“What we see today are two different tracks of justice,” said Senator Tim Scott of South Carolina, who is running against Mr. Trump for the Republican presidential nomination but came to his defense anyway. “One for political opponents and another for the son of the current president.”
The Republican National Committee took whataboutism to the next level on Tuesday night by posting on social media a 24-minute video of Democrats like Hillary Clinton calling Mr. Trump an illegitimate president whose 2016 election was tainted by, among other things, Russian interference. What the video does not say is that the outgoing Democratic administration of President Barack Obama and Mr. Biden made no effort to stop Mr. Trump from taking office, unlike the concerted campaign Mr. Trump waged to block the peaceful transfer of power four years later.
Mr. Trump has long accused opponents of doing what he himself has done. When he was president, he openly sought to use the Justice Department to punish his foes and reward his friends. He publicly pressured his attorney general to undo the conviction of Michael T. Flynn, his former national security adviser, and reduce the sentence of his Roger J. Stone Jr., his political adviser, while pressing for investigations into Mr. Biden, Mrs. Clinton and Mr. Obama, among others.
Mr. Biden, by contrast, has made no known effort to direct the Justice Department’s investigation into his predecessor and has kept publicly quiet about the case.
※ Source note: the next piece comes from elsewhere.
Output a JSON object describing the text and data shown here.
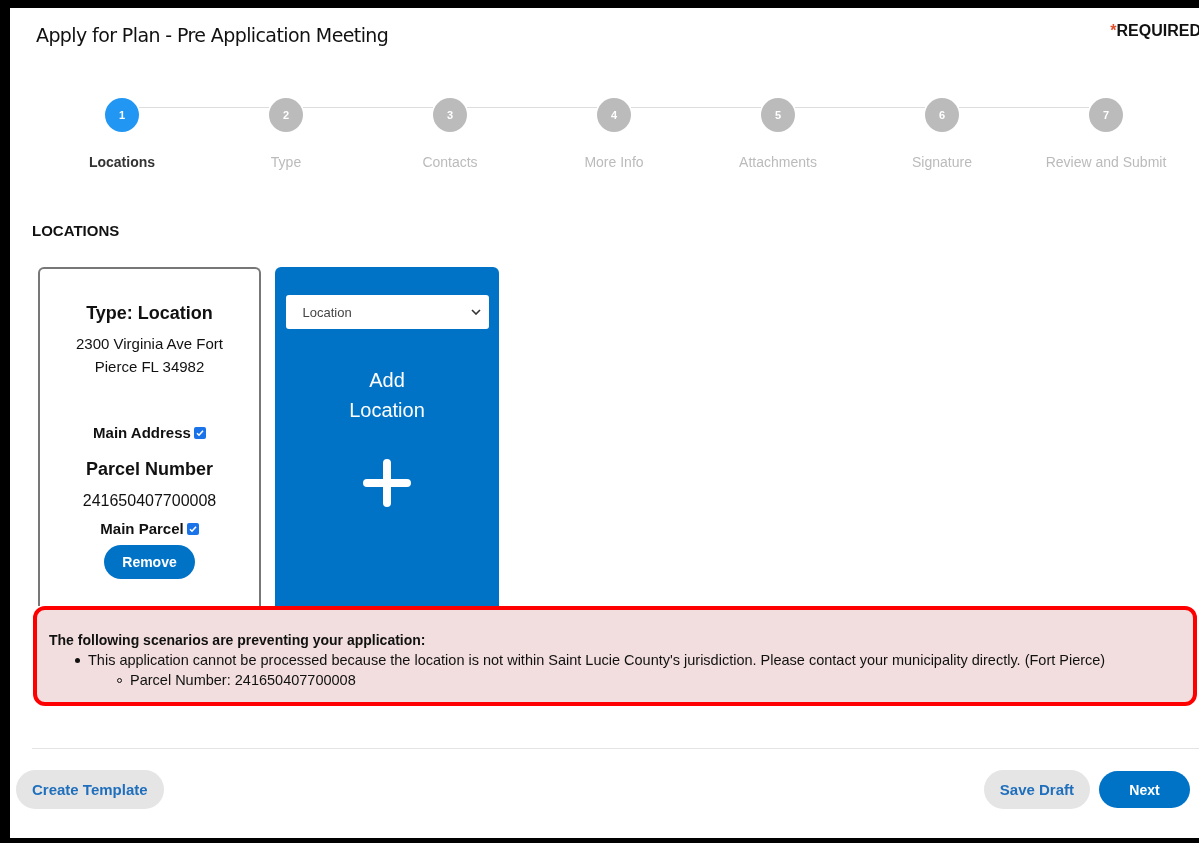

Attorney General Merrick B. Garland, in an effort to distance the inquiry, handed it over to Jack Smith and made him a special counsel with at least some independence under department rules.
On Capitol Hill, House Republican leaders have sought to equate their complaints about Mr. Biden’s leadership with Mr. Trump’s actions that led him to be impeached twice for high crimes and misdemeanors.
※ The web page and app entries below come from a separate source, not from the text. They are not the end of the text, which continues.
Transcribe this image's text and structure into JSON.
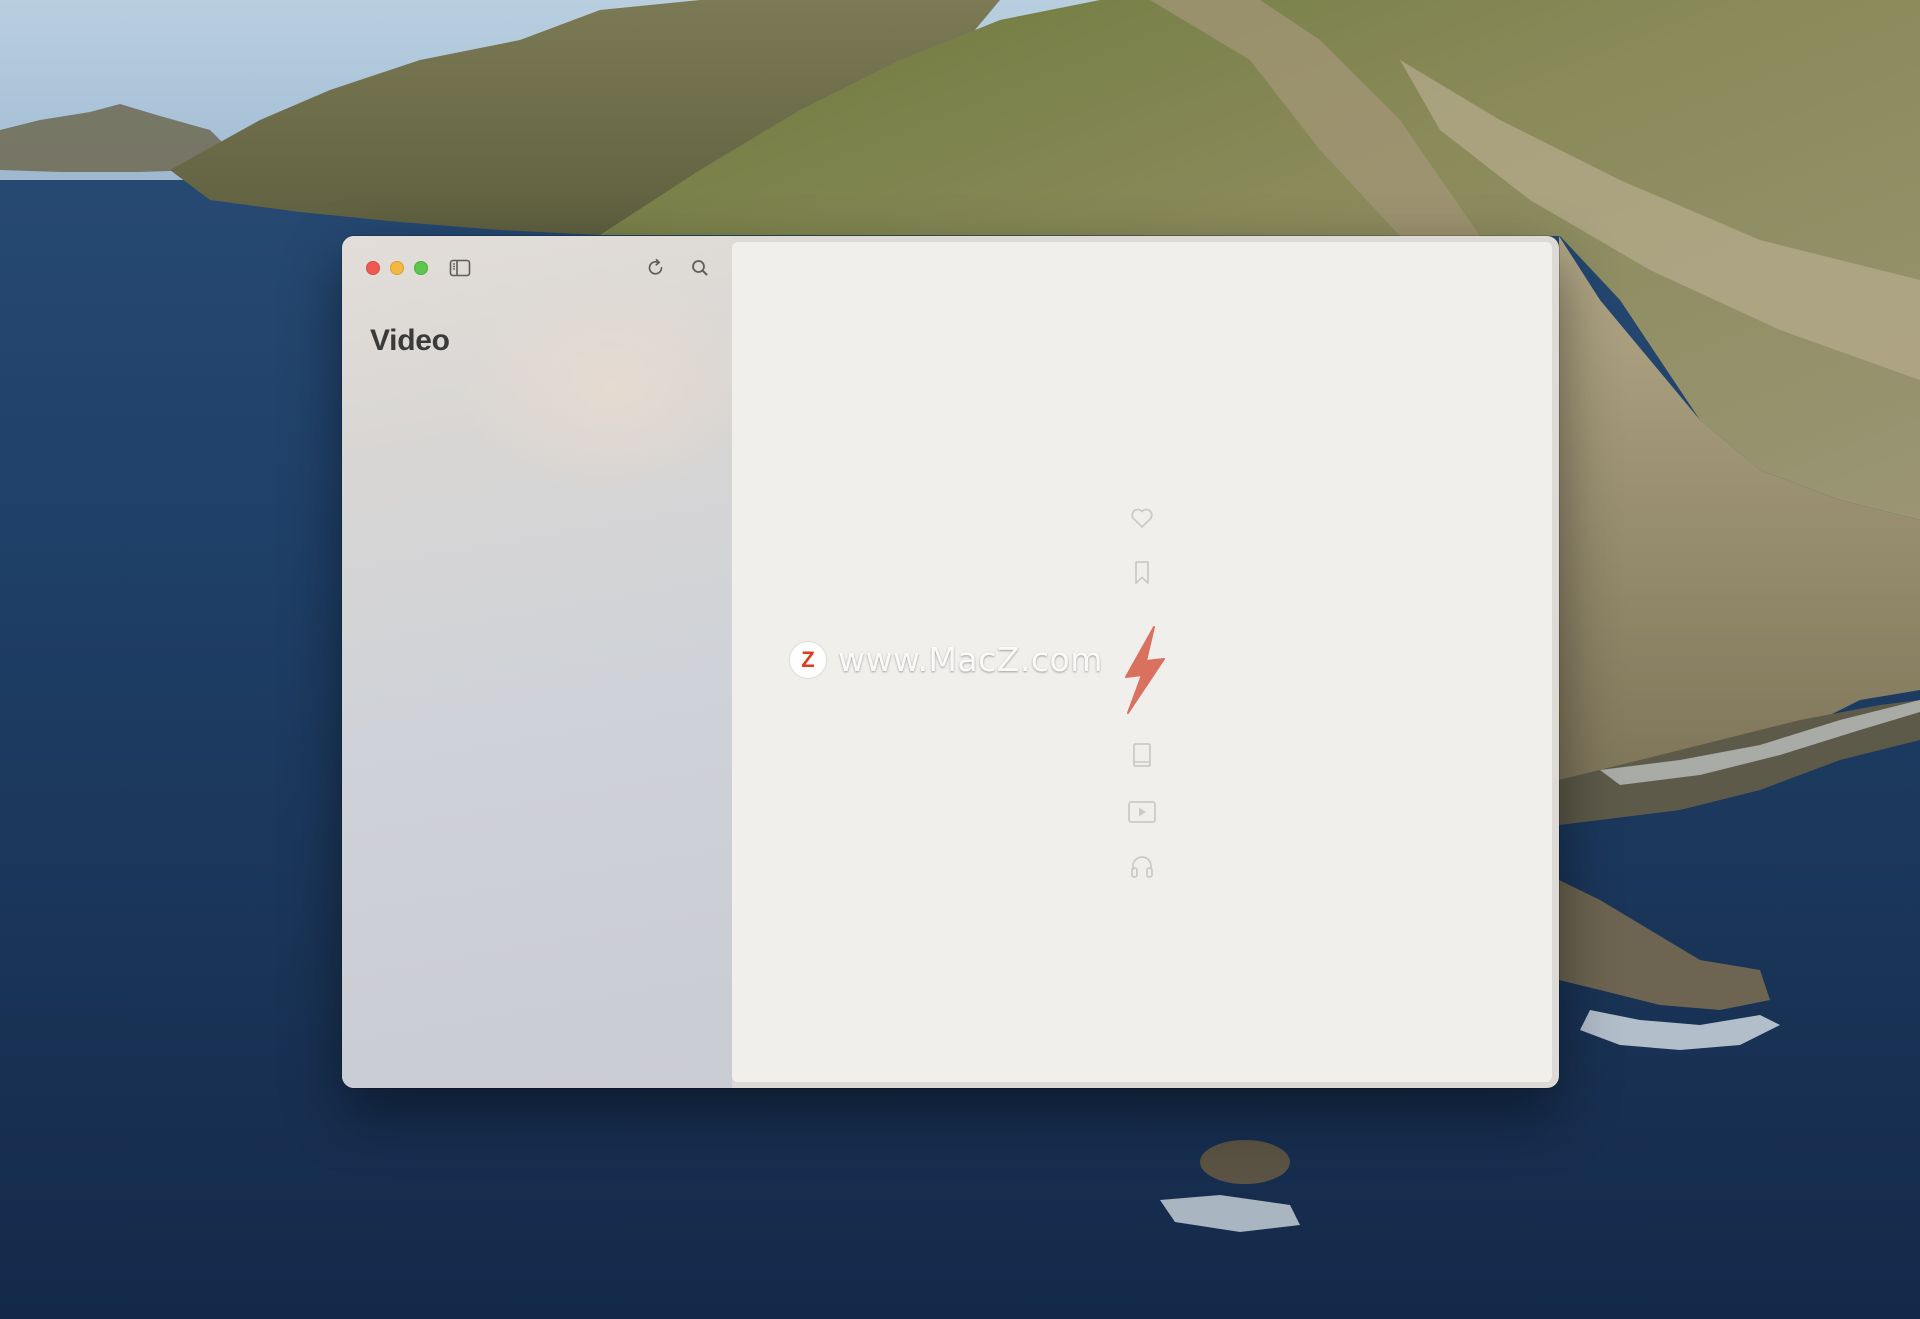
{
  "window": {
    "controls": [
      "close",
      "minimize",
      "zoom"
    ]
  },
  "toolbar": {
    "icons": [
      "sidebar-toggle-icon",
      "refresh-icon",
      "search-icon"
    ]
  },
  "sidebar": {
    "title": "Video"
  },
  "empty_state": {
    "icons": [
      "heart-icon",
      "bookmark-icon",
      "bolt-icon",
      "book-icon",
      "play-icon",
      "headphones-icon"
    ],
    "accent_color": "#d9715e",
    "icon_color": "#cdcac6"
  },
  "watermark": {
    "badge": "Z",
    "text": "www.MacZ.com"
  }
}
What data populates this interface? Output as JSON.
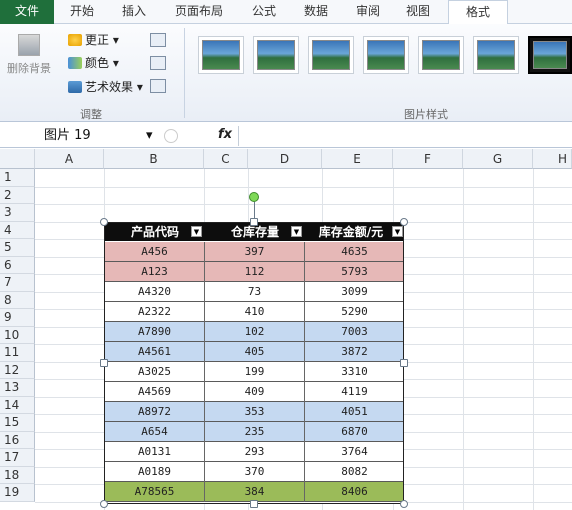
{
  "ribbon_tabs": [
    "文件",
    "开始",
    "插入",
    "页面布局",
    "公式",
    "数据",
    "审阅",
    "视图",
    "格式"
  ],
  "adjust_group": {
    "remove_bg": "删除背景",
    "corrections": "更正",
    "color": "颜色",
    "artistic": "艺术效果",
    "label": "调整"
  },
  "styles_group": {
    "label": "图片样式"
  },
  "name_box": "图片 19",
  "fx_label": "fx",
  "columns": [
    "A",
    "B",
    "C",
    "D",
    "E",
    "F",
    "G",
    "H"
  ],
  "rows": [
    "1",
    "2",
    "3",
    "4",
    "5",
    "6",
    "7",
    "8",
    "9",
    "10",
    "11",
    "12",
    "13",
    "14",
    "15",
    "16",
    "17",
    "18",
    "19"
  ],
  "table": {
    "headers": [
      "产品代码",
      "仓库存量",
      "库存金额/元"
    ],
    "rows": [
      {
        "code": "A456",
        "qty": "397",
        "amount": "4635",
        "color": "#e6b8b7"
      },
      {
        "code": "A123",
        "qty": "112",
        "amount": "5793",
        "color": "#e6b8b7"
      },
      {
        "code": "A4320",
        "qty": "73",
        "amount": "3099",
        "color": "#ffffff"
      },
      {
        "code": "A2322",
        "qty": "410",
        "amount": "5290",
        "color": "#ffffff"
      },
      {
        "code": "A7890",
        "qty": "102",
        "amount": "7003",
        "color": "#c5d9f1"
      },
      {
        "code": "A4561",
        "qty": "405",
        "amount": "3872",
        "color": "#c5d9f1"
      },
      {
        "code": "A3025",
        "qty": "199",
        "amount": "3310",
        "color": "#ffffff"
      },
      {
        "code": "A4569",
        "qty": "409",
        "amount": "4119",
        "color": "#ffffff"
      },
      {
        "code": "A8972",
        "qty": "353",
        "amount": "4051",
        "color": "#c5d9f1"
      },
      {
        "code": "A654",
        "qty": "235",
        "amount": "6870",
        "color": "#c5d9f1"
      },
      {
        "code": "A0131",
        "qty": "293",
        "amount": "3764",
        "color": "#ffffff"
      },
      {
        "code": "A0189",
        "qty": "370",
        "amount": "8082",
        "color": "#ffffff"
      },
      {
        "code": "A78565",
        "qty": "384",
        "amount": "8406",
        "color": "#9bbb59"
      }
    ]
  },
  "colors": {
    "file_tab": "#1f6f3b",
    "header_bg": "#0d0d0d",
    "selection_handle": "#7ed957"
  }
}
Speaker Kevin McCarthy has talked about holding House votes to expunge Mr. Trump’s impeachments while suggesting that it may be time to open an impeachment inquiry into Mr. Biden without saying exactly what crimes the current president would be investigated for.
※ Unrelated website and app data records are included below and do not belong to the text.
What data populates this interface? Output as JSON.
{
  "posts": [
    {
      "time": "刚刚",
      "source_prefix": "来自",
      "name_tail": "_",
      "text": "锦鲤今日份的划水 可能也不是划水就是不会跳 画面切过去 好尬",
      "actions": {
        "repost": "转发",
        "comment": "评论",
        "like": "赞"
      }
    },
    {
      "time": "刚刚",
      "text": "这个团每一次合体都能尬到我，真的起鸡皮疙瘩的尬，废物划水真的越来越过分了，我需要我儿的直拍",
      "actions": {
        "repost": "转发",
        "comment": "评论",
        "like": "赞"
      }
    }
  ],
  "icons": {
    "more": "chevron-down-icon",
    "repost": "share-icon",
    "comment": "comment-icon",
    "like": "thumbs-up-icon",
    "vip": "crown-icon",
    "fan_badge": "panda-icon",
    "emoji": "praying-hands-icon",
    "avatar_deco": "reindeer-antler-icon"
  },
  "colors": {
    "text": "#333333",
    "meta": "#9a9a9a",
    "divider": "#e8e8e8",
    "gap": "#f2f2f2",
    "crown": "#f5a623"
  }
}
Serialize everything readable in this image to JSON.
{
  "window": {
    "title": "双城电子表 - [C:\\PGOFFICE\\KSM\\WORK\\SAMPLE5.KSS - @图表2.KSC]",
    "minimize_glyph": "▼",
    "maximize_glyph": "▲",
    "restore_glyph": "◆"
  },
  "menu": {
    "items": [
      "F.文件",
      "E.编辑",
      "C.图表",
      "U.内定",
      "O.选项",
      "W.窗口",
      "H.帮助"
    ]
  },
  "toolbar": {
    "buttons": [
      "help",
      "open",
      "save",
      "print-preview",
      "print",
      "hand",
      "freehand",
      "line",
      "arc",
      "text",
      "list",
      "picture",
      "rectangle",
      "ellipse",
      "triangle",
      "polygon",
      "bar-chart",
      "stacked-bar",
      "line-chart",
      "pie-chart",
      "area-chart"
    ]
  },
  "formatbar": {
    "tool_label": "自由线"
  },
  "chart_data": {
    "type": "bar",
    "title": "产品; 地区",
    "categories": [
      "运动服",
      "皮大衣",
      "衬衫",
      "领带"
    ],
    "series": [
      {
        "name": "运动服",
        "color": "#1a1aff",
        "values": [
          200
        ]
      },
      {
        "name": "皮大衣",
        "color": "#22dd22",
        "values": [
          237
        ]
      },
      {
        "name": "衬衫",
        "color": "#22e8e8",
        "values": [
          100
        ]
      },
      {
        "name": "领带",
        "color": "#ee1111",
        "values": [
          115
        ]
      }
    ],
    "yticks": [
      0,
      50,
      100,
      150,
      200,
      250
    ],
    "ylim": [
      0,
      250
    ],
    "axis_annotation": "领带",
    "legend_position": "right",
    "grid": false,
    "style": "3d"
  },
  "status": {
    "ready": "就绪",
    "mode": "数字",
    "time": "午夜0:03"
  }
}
For Mr. Trump, the question is whether the whataboutism defense will work as effectively for the latest indictment as for his past criminal charges. Supporters may brush off the New York state indictment stemming from hush money for a porn actress and the federal indictment for mishandling classified documents; they deal with actions taken before and after he was in office.
But Tuesday’s indictment went to his conduct as president and alleged more consequential crimes, a series of overlapping conspiracies to negate the will of the voters and illegally hold onto power, culminating in the storming of the Capitol on Jan. 6, 2021, to block Mr. Biden’s victory. Within Mr. Trump’s circles, there is some concern that these allegations pose a different level of threat than the previous two indictments, and some of his critics hope they will weigh more heavily on Republicans.
As for Hunter Biden, even some Democrats are privately critical of him, convinced that he traded on his family name in private business, and no one can be sure where the investigations by Mr. Weiss or House Republicans will lead. His handling of a daughter with whom he does not have a relationship, conceived during a period he was binging on crack cocaine, has discomfited Democrats.
But Mr. Trump’s efforts to make Hunter Biden a political asset did not work in 2020 or 2022, and Democrats insist it will not work in 2024 either. Most voters interviewed in the Reuters-Ipsos poll said that the president’s son would not affect their vote next year.
“The problem that they’re running into is we’re talking about apples and oranges in terms of the conduct that is at issue,” said Representative Dan Goldman, Democrat of New York, who served as lead counsel for House Democrats during the first Trump impeachment. “The notion that oh, Donald Trump is being indicted for all these different felonies and Hunter Biden only got misdemeanors is based on the false premise that the conduct is equivalent.”